Pritam has revisited it with new lyrics and new appeal. Crooned by Mika Singh, both sounds and lyrics are a put off. The neo-age version falls flat. Not a very good beginning for the album.
It also has a remixed version.
Next is ‘Razia’, a fast-paced item number kind of a song that has Master Saleem and Ritu Pathak lending vocals to it. While the musical arrangements have contemporary techno beats, the style of singing and lyrics are rustic. Despite the experiment, the song falls flat and creates no interest.
A remix follows this version too, which is average.
Then comes in ‘Full volume’, which hints at the olden style of singing. Sung by Neeraj Shridhar and Richa Sharma with nasal touch, which used to be prevalent in retro songs. It also has rap in the background and the base beat reminds you of the composition in ‘Zor ka jhatka’. On the whole, this love song too fails to make a mark.
Even the remix sounds stale.
Next is titled ‘My heart is beating’, where Sonu Niigaam tries to mimic singer Shabbir Kumar, giving the song a touch of the 1980s and 1990s. It offers equal amount of contemporisation with English lyrics and modern beats. However, even though it`s funny in the beginning, the song fails to hold the interest.
Again the remix version has nothing extraordinary to offer.
Finally, the album offers a moderately-paced love song called ‘Pyaar mein’. Javed Ali and Neeraj Shridhar try to impress with the mushy lines, but ordinary composition takes away the soul from the song. It doesn`t connect with the listener, although Pritam tries to come in his own skin with this number.
On the whole, quite a disappointing soundtrack by Pritam.
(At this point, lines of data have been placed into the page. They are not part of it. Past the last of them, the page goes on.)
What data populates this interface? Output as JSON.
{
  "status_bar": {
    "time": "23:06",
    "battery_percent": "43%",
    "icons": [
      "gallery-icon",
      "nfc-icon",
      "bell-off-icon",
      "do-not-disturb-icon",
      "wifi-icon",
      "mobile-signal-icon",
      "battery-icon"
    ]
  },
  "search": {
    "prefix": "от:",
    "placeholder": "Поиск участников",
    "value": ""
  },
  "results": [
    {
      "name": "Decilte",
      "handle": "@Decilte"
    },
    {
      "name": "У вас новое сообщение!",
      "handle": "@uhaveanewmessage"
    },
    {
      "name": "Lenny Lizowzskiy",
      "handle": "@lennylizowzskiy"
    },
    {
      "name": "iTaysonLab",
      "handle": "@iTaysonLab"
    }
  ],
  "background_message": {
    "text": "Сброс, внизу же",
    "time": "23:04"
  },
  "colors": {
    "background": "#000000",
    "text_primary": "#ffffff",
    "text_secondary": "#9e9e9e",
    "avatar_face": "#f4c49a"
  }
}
The composer has done a much better job in the past, but ‘Thank You’ somehow misses his magic touch.